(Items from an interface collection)
[Start of Attachment]
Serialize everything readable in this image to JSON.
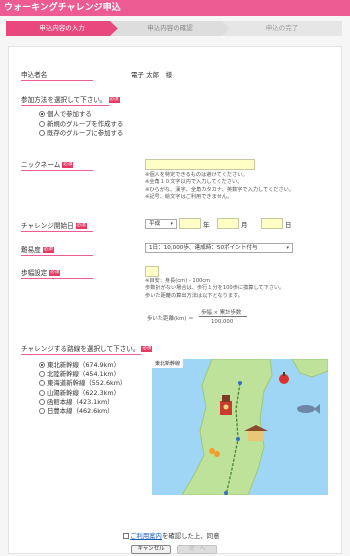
{
  "title": "ウォーキングチャレンジ申込",
  "steps": [
    "申込内容の入力",
    "申込内容の確認",
    "申込の完了"
  ],
  "applicant": {
    "label": "申込者名",
    "value": "電子 太郎　様"
  },
  "participation": {
    "label": "参加方法を選択して下さい。",
    "required": "必須",
    "options": [
      "個人で参加する",
      "新規のグループを作成する",
      "既存のグループに参加する"
    ],
    "selected_index": 0
  },
  "nickname": {
    "label": "ニックネーム",
    "required": "必須",
    "value": "",
    "notes": [
      "※個人を特定できるものは避けてください。",
      "※全角１０文字以内で入力してください。",
      "※ひらがな、漢字、全角カタカナ、英数字で入力してください。",
      "※記号、絵文字はご利用できません。"
    ]
  },
  "start_date": {
    "label": "チャレンジ開始日",
    "required": "必須",
    "era": "平成",
    "year_unit": "年",
    "month_unit": "月",
    "day_unit": "日"
  },
  "difficulty": {
    "label": "難易度",
    "required": "必須",
    "selected": "1日：10,000歩、達成時：50ポイント付与"
  },
  "stride": {
    "label": "歩幅設定",
    "required": "必須",
    "value": "",
    "notes": [
      "※目安：身長(cm) - 100cm",
      "歩数計がない場合は、歩行１分を100歩に換算して下さい。",
      "歩いた距離の算出方法は以下となります。"
    ],
    "formula_left": "歩いた距離(km) ＝",
    "formula_numerator": "歩幅 × 累計歩数",
    "formula_denominator": "100,000"
  },
  "route": {
    "label": "チャレンジする路線を選択して下さい。",
    "required": "必須",
    "options": [
      "東北新幹線（674.9km）",
      "北陸新幹線（454.1km）",
      "東海道新幹線（552.6km）",
      "山陽新幹線（622.3km）",
      "函館本線（423.1km）",
      "日豊本線（462.6km）"
    ],
    "selected_index": 0,
    "map_label": "東北新幹線"
  },
  "consent": {
    "prefix": "",
    "link": "ご利用案内",
    "suffix": "を確認した上、同意"
  },
  "buttons": {
    "cancel": "キャンセル",
    "next": "次　へ"
  },
  "colors": {
    "accent": "#ec5b91",
    "required": "#e73a63",
    "input": "#ffffc6",
    "sea": "#9fd6f5",
    "land": "#bfe29b"
  }
}
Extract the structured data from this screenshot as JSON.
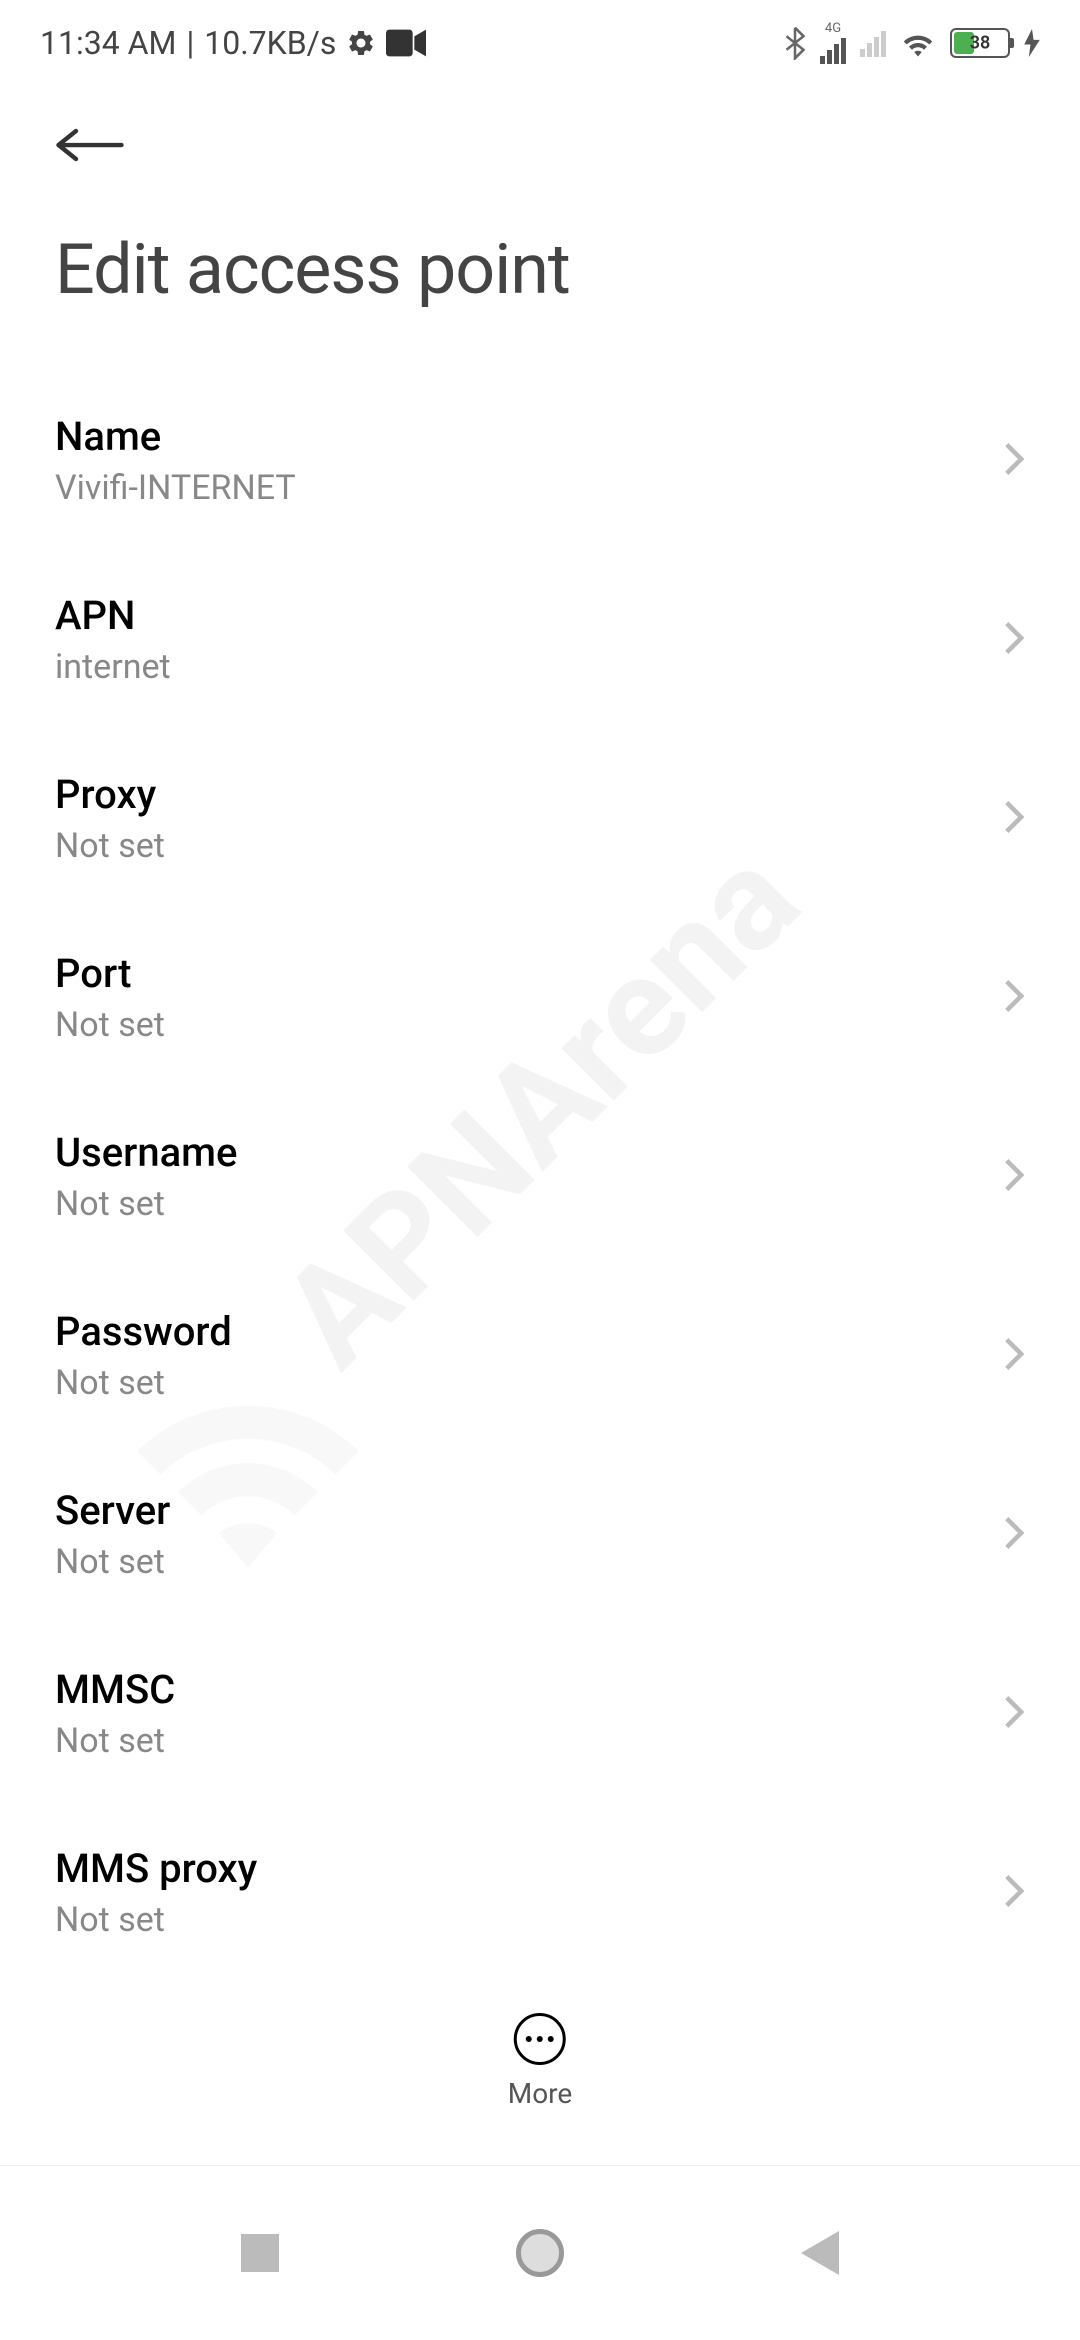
{
  "status_bar": {
    "time": "11:34 AM",
    "data_rate": "10.7KB/s",
    "network_type": "4G",
    "battery_level": "38"
  },
  "page": {
    "title": "Edit access point"
  },
  "settings": [
    {
      "label": "Name",
      "value": "Vivifi-INTERNET"
    },
    {
      "label": "APN",
      "value": "internet"
    },
    {
      "label": "Proxy",
      "value": "Not set"
    },
    {
      "label": "Port",
      "value": "Not set"
    },
    {
      "label": "Username",
      "value": "Not set"
    },
    {
      "label": "Password",
      "value": "Not set"
    },
    {
      "label": "Server",
      "value": "Not set"
    },
    {
      "label": "MMSC",
      "value": "Not set"
    },
    {
      "label": "MMS proxy",
      "value": "Not set"
    }
  ],
  "footer": {
    "more_label": "More"
  },
  "watermark": "APNArena"
}
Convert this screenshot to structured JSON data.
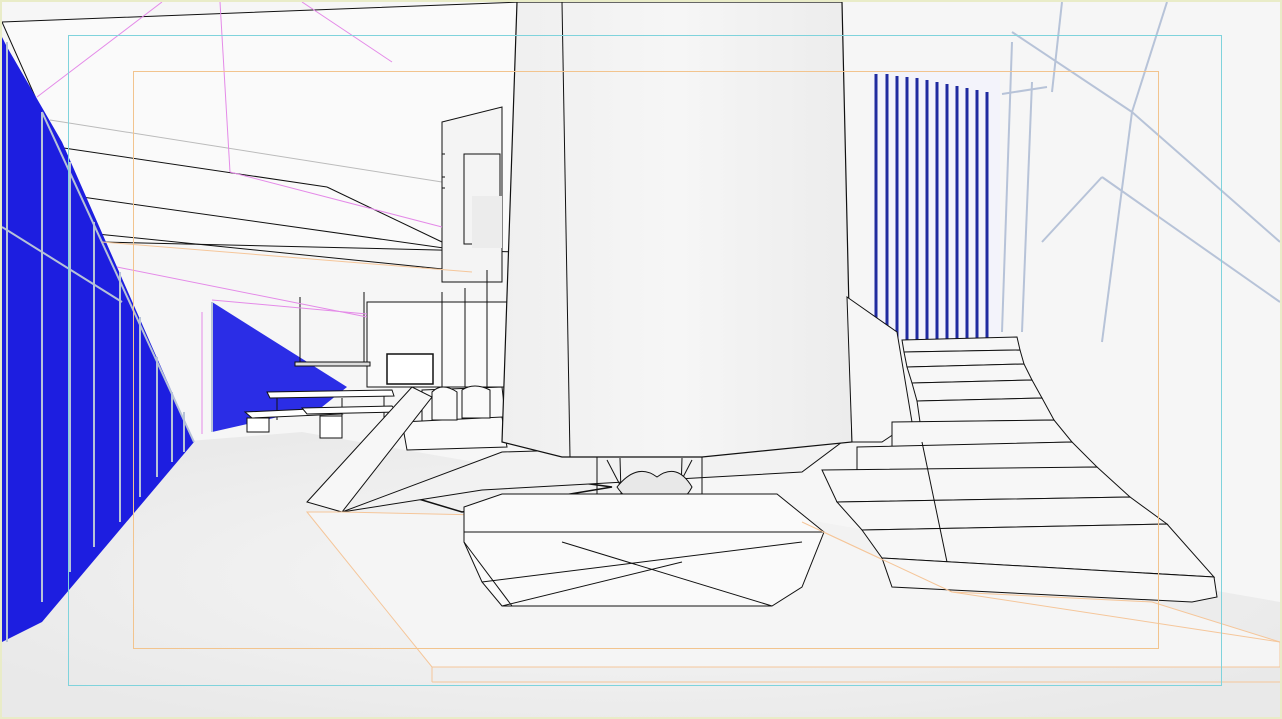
{
  "viewport": {
    "mode": "hidden-line",
    "colors": {
      "background": "#f6f6f6",
      "glass": "#1d1ee0",
      "frame_outer": "#7fd3dc",
      "frame_inner": "#f2c48e",
      "guide_magenta": "#e48ae8",
      "guide_orange": "#f5c69a",
      "edge": "#111111",
      "railing": "#b7c3d8"
    }
  }
}
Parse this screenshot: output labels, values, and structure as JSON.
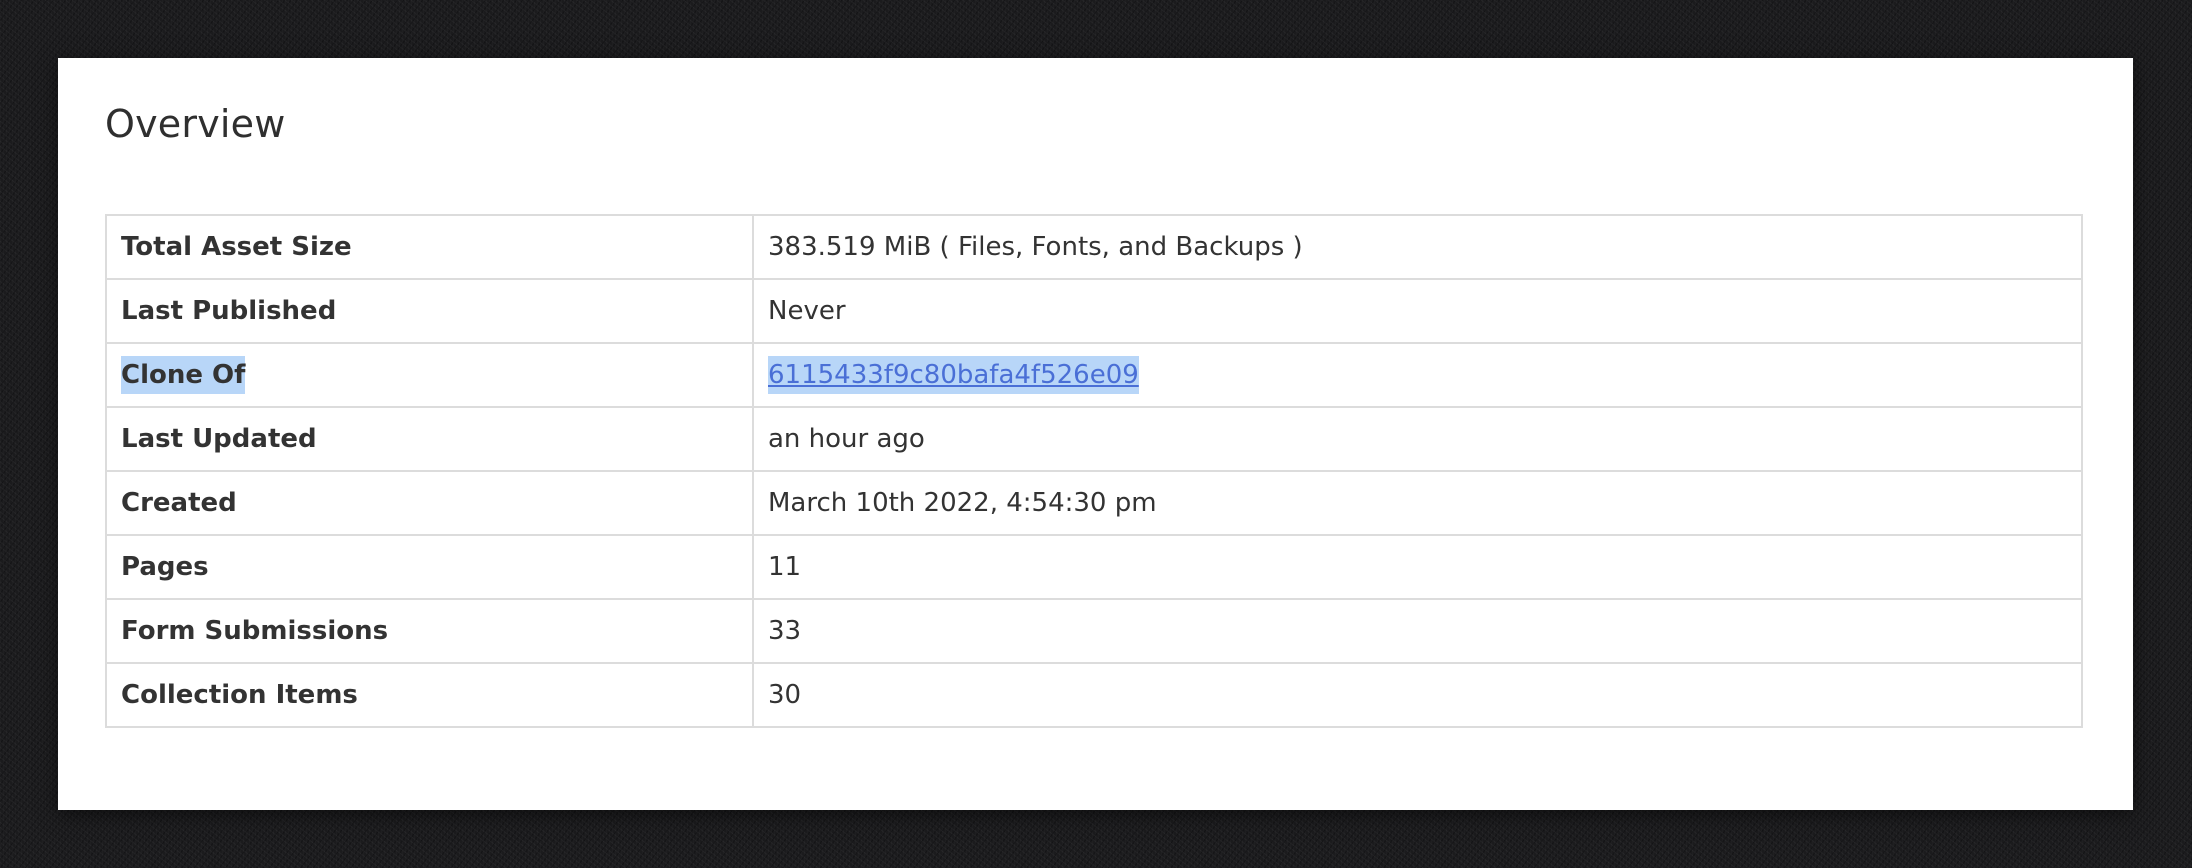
{
  "overview": {
    "title": "Overview",
    "rows": [
      {
        "label": "Total Asset Size",
        "value": "383.519 MiB ( Files, Fonts, and Backups )"
      },
      {
        "label": "Last Published",
        "value": "Never"
      },
      {
        "label": "Clone Of",
        "value": "6115433f9c80bafa4f526e09",
        "is_link": true,
        "selected": true
      },
      {
        "label": "Last Updated",
        "value": "an hour ago"
      },
      {
        "label": "Created",
        "value": "March 10th 2022, 4:54:30 pm"
      },
      {
        "label": "Pages",
        "value": "11"
      },
      {
        "label": "Form Submissions",
        "value": "33"
      },
      {
        "label": "Collection Items",
        "value": "30"
      }
    ]
  },
  "colors": {
    "link": "#4a6fd6",
    "selection": "#b8d6f8",
    "border": "#dcdcdc",
    "text": "#333333"
  }
}
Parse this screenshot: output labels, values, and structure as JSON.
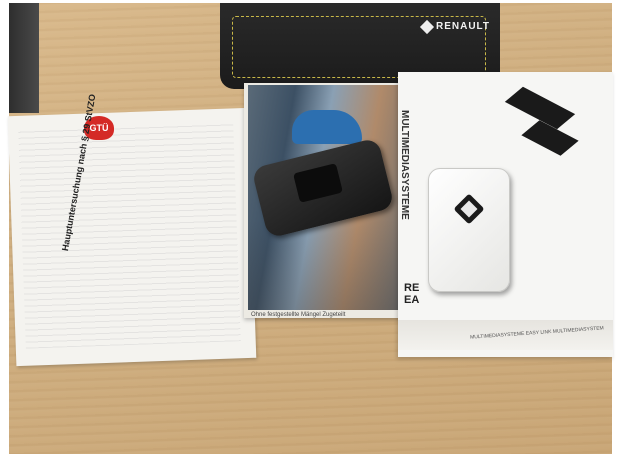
{
  "scene": {
    "folder": {
      "brand": "RENAULT"
    },
    "certificate": {
      "logo_text": "GTÜ",
      "heading": "Hauptuntersuchung nach § 29 StVZO"
    },
    "manual": {
      "footer_text": "Ohne festgestellte Mängel   Zugeteilt"
    },
    "multimedia_book": {
      "title": "MULTIMEDIASYSTEME",
      "cover_letters": "RE\nEA",
      "spine_text": "MULTIMEDIASYSTEME   EASY LINK MULTIMEDIASYSTEM"
    }
  }
}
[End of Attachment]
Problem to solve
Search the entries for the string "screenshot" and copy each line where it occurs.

Final answer
Extract the structured data from this screenshot as JSON.
Convert this screenshot to structured JSON data.
Parse this screenshot: output labels, values, and structure as JSON.
Parse this screenshot: output labels, values, and structure as JSON.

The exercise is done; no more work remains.